Exercise prompt
Set the entries below down again, please. Match them exactly.

Data section
######

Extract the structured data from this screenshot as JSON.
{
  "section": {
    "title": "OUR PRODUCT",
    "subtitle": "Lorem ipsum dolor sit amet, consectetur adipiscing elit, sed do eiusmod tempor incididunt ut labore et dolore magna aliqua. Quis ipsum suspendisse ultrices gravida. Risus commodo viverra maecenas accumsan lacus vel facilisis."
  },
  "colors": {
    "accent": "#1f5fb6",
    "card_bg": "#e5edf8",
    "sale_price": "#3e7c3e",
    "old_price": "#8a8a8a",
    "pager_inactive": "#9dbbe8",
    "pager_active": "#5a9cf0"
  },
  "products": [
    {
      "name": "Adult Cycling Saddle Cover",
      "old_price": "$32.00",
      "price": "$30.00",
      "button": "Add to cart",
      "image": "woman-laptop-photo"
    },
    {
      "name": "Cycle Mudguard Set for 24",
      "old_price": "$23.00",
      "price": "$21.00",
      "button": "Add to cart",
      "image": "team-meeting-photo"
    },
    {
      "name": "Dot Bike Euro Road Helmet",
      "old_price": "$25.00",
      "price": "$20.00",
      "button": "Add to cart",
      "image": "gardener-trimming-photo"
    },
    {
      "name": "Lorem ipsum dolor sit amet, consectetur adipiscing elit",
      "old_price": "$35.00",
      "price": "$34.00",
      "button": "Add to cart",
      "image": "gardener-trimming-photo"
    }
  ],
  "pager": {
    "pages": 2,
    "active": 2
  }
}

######

Exercise solution
Extract the structured data from this screenshot as JSON.
{
  "section": {
    "title": "OUR PRODUCT",
    "subtitle": "Lorem ipsum dolor sit amet, consectetur adipiscing elit, sed do eiusmod tempor incididunt ut labore et dolore magna aliqua. Quis ipsum suspendisse ultrices gravida. Risus commodo viverra maecenas accumsan lacus vel facilisis."
  },
  "colors": {
    "accent": "#1f5fb6",
    "card_bg": "#e5edf8",
    "sale_price": "#3e7c3e",
    "old_price": "#8a8a8a",
    "pager_inactive": "#9dbbe8",
    "pager_active": "#5a9cf0"
  },
  "products": [
    {
      "name": "Adult Cycling Saddle Cover",
      "old_price": "$32.00",
      "price": "$30.00",
      "button": "Add to cart",
      "image": "woman-laptop-photo"
    },
    {
      "name": "Cycle Mudguard Set for 24",
      "old_price": "$23.00",
      "price": "$21.00",
      "button": "Add to cart",
      "image": "team-meeting-photo"
    },
    {
      "name": "Dot Bike Euro Road Helmet",
      "old_price": "$25.00",
      "price": "$20.00",
      "button": "Add to cart",
      "image": "gardener-trimming-photo"
    },
    {
      "name": "Lorem ipsum dolor sit amet, consectetur adipiscing elit",
      "old_price": "$35.00",
      "price": "$34.00",
      "button": "Add to cart",
      "image": "gardener-trimming-photo"
    }
  ],
  "pager": {
    "pages": 2,
    "active": 2
  }
}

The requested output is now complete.